EARTHAlexandrinsky Theatre, St. Petersburg
Director: Maxim Didenko
Maxim Didenko has a serious interest in the esthetics of the early period of the Soviet art and the issues it dealt with. His new production EARTH is based on the script of Alexander Dovzhenko’s silent film under the same title. The film made in 1930 shows the struggle of kulaks against Bolsheviks for land, bread and peaceful labor. Didenko takes the world famous masterpiece of metaphoric realism and moves the action to our time and adds a new esthetic. The audience is sitting on both sides of a basketball field on which two teams in blue and red outfit are engaged in a basketball game, boxing and gymnastics. Sport games become an art object, and the basketball field is turned into a location for an installation.
Like in the film, there is almost no text in the performance; the scenes are accompanied by a video projection of surtitles from the film. The music for the production was written by Ivan Kushnir, Didenko`s permanent coauthor.
At the basis of the production by Maxim Didenko EARTH is the same-titled film by A. Dovzhenko. A silent film made in the 30s about collectivisation, division of lands and senseless death, which should never have happened. Didenko's show presents associations of the creative team, if we could say that, on the topic of fighting and inadmissible death. Like the film, the show runs without words, but with rare subtitles. Yet are they necessary at all? Associations based on a film and expressed with the means of theatre have strayed far away from the plot chronology, and the lines that run on a black screen high up at the ceiling, are not always easily correlated with what we see. The production uses the film as a basis only, it is by itself a completely independent creative act. It has a different context, anchors and topics. Where there was a division of land at the collective farms, we see now the division of lands between Russia and Ukraine; where there were peasants, we see athletes; where there were the 30s, we see the 90s in style and 2010s in the agenda. But one thing remains unshakable. A team should remain a team, sport should remain sport, fighting should remain fighting. No goal can be more precious than human life. No death can open up the door into a bright future.
OKOLO Art Magazine
EARTH by Dovzhenko is a kind of a reference point. In it the earth takes, but it also gives. In the film dead Vasiliy’s body floats above the field ascending like a body of a new martyr. In the production the polished floor of a sports hall is gradually split apart by the “mouths” of graves. If the earth is broken up, like with Dovzhenko, then by dead bodies only. “Olympians”, naked and nameless, covered with earth, are dressed in identical gray potato sacks, as if preparing to lie down into a common grave.

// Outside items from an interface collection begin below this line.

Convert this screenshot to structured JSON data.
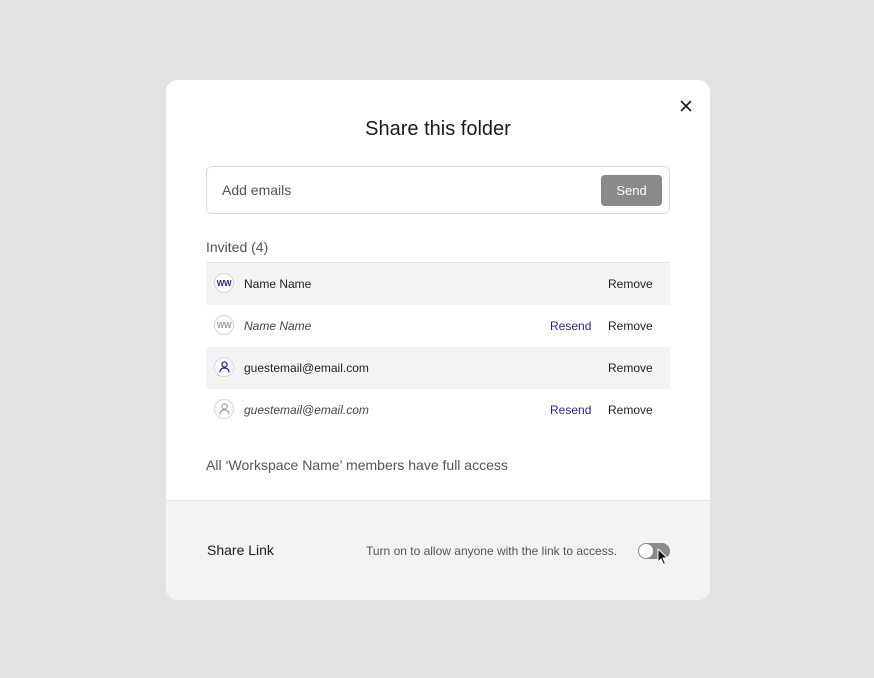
{
  "modal": {
    "title": "Share this folder",
    "close_icon": "close-icon"
  },
  "email_input": {
    "placeholder": "Add emails",
    "value": ""
  },
  "send_button": {
    "label": "Send"
  },
  "invited": {
    "label": "Invited (4)",
    "rows": [
      {
        "initials": "WW",
        "name": "Name Name",
        "status": "active",
        "resend": "",
        "remove": "Remove"
      },
      {
        "initials": "WW",
        "name": "Name Name",
        "status": "pending",
        "resend": "Resend",
        "remove": "Remove"
      },
      {
        "icon": "user-icon",
        "name": "guestemail@email.com",
        "status": "active",
        "resend": "",
        "remove": "Remove"
      },
      {
        "icon": "user-icon",
        "name": "guestemail@email.com",
        "status": "pending",
        "resend": "Resend",
        "remove": "Remove"
      }
    ]
  },
  "workspace_note": "All ‘Workspace Name’ members have full access",
  "share_link": {
    "label": "Share Link",
    "description": "Turn on to allow anyone with the link to access.",
    "enabled": false
  },
  "colors": {
    "accent": "#2d1f8f",
    "send_button_bg": "#8a8a8a",
    "page_bg": "#e2e2e2",
    "footer_bg": "#f3f3f3"
  }
}
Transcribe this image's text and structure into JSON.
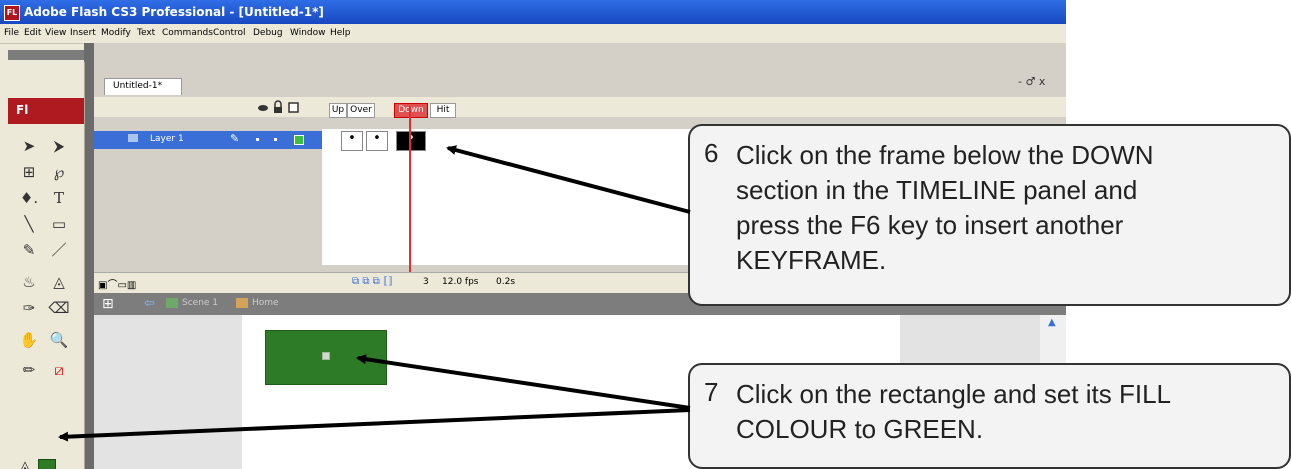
{
  "window": {
    "app_icon": "FL",
    "title": "Adobe Flash CS3 Professional - [Untitled-1*]"
  },
  "menubar": [
    "File",
    "Edit",
    "View",
    "Insert",
    "Modify",
    "Text",
    "Commands",
    "Control",
    "Debug",
    "Window",
    "Help"
  ],
  "toolbox": {
    "logo": "Fl",
    "tools": [
      "selection-tool",
      "subselection-tool",
      "free-transform-tool",
      "lasso-tool",
      "pen-tool",
      "text-tool",
      "line-tool",
      "rectangle-tool",
      "pencil-tool",
      "brush-tool",
      "ink-bottle-tool",
      "paint-bucket-tool",
      "eyedropper-tool",
      "eraser-tool",
      "hand-tool",
      "zoom-tool",
      "stroke-color-tool",
      "swap-colors-tool",
      "fill-color-tool"
    ],
    "pen_glyph": "♦.",
    "text_glyph": "T",
    "zoom_glyph": "🔍",
    "fill_color": "#2d7a27"
  },
  "document": {
    "tab_label": "Untitled-1*",
    "window_controls": "- ♂ x"
  },
  "timeline": {
    "frame_headers": [
      "Up",
      "Over",
      "Down",
      "Hit"
    ],
    "layer_name": "Layer 1",
    "frame_number": "3",
    "fps": "12.0 fps",
    "time": "0.2s",
    "keyframe_mark": "•"
  },
  "edit_bar": {
    "scene": "Scene 1",
    "symbol": "Home"
  },
  "stage": {
    "rectangle_fill": "#2d7a27"
  },
  "callouts": [
    {
      "number": "6",
      "text": "Click on the frame below the DOWN\nsection in the TIMELINE panel and\npress the F6 key to insert another\nKEYFRAME."
    },
    {
      "number": "7",
      "text": "Click on the rectangle and set its FILL\nCOLOUR to GREEN."
    }
  ]
}
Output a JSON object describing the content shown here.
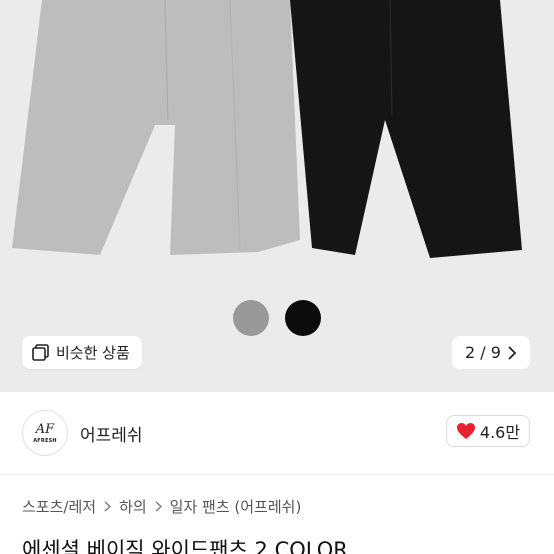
{
  "product": {
    "similar_button_label": "비슷한 상품",
    "image_counter": "2 / 9",
    "title": "에센셜 베이직 와이드팬츠 2 COLOR",
    "swatches": [
      {
        "name": "gray",
        "color": "#999999"
      },
      {
        "name": "black",
        "color": "#0b0b0b"
      }
    ]
  },
  "seller": {
    "name": "어프레쉬",
    "logo_mark": "AF",
    "logo_text": "AFRESH"
  },
  "rating": {
    "value": "4.6만",
    "icon": "heart-icon",
    "color": "#e8202f"
  },
  "breadcrumb": [
    "스포츠/레저",
    "하의",
    "일자 팬츠 (어프레쉬)"
  ],
  "colors": {
    "gallery_bg": "#ebebeb",
    "pants_gray": "#bdbdbd",
    "pants_black": "#151515"
  }
}
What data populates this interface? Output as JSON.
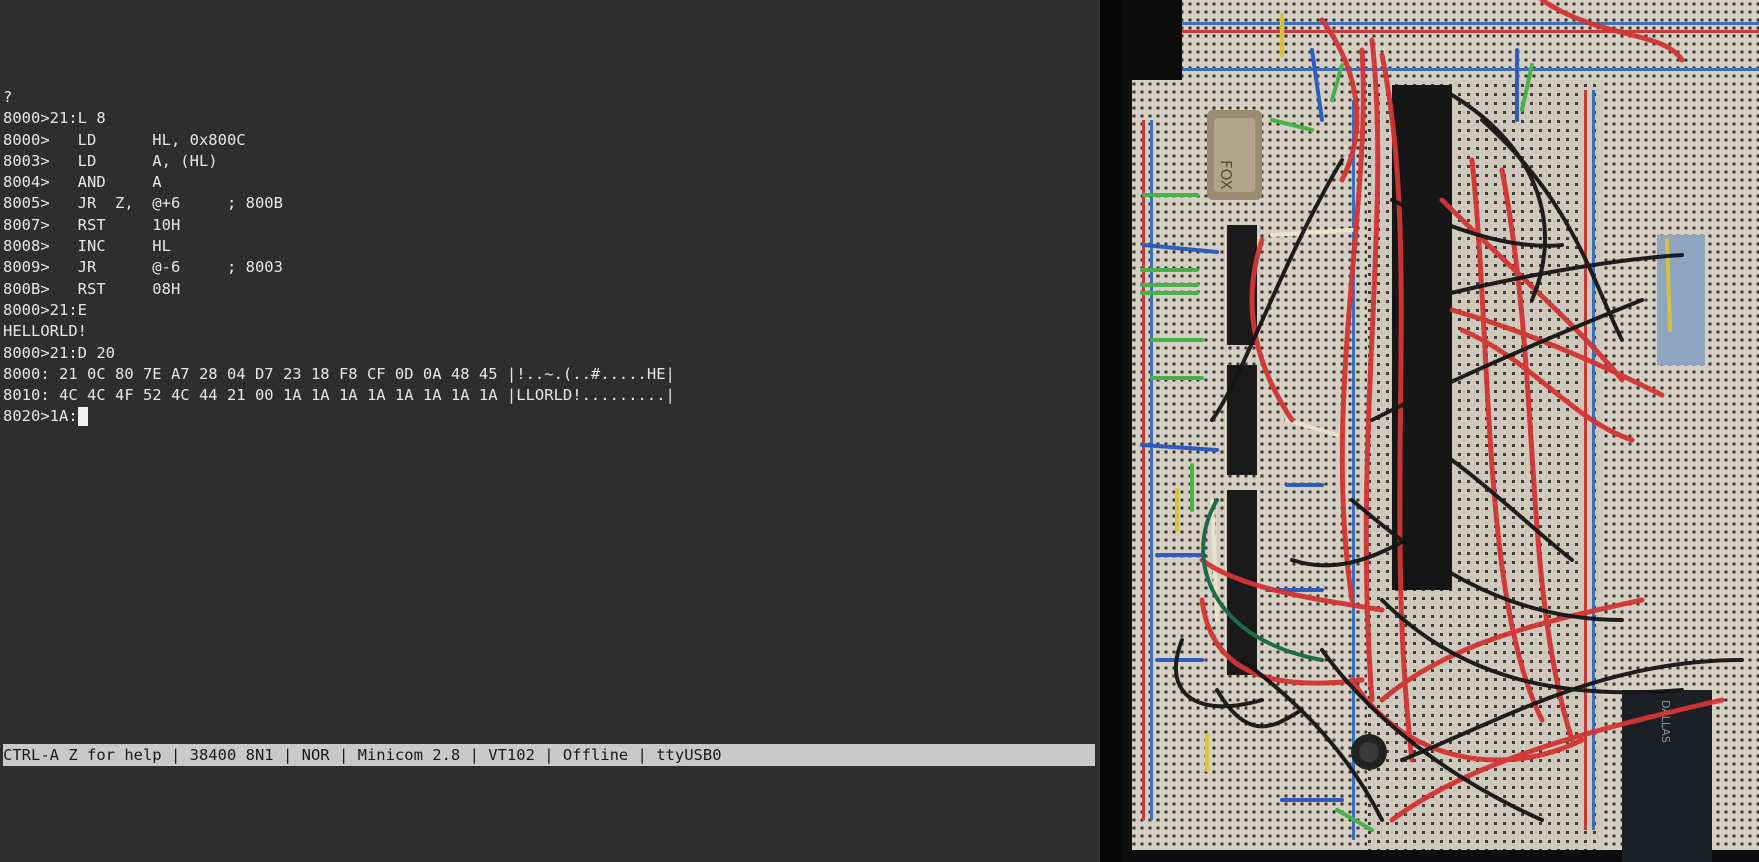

In the film life and death co-exist, complementing each other. Vasiliy’s death becomes the foundation of new life, new people bury the hero, and right at the same time a peasant woman gives birth behind a hurdle. Didenko created a very powerful conception scene, resembling a pagan ritual – women’s bodies very very slowly “leak down” raised-up wooden boards supported by men. But only terrifying homunculi are born out of graveyard earth to go back into it later.
St. Petersburg Theatre Journal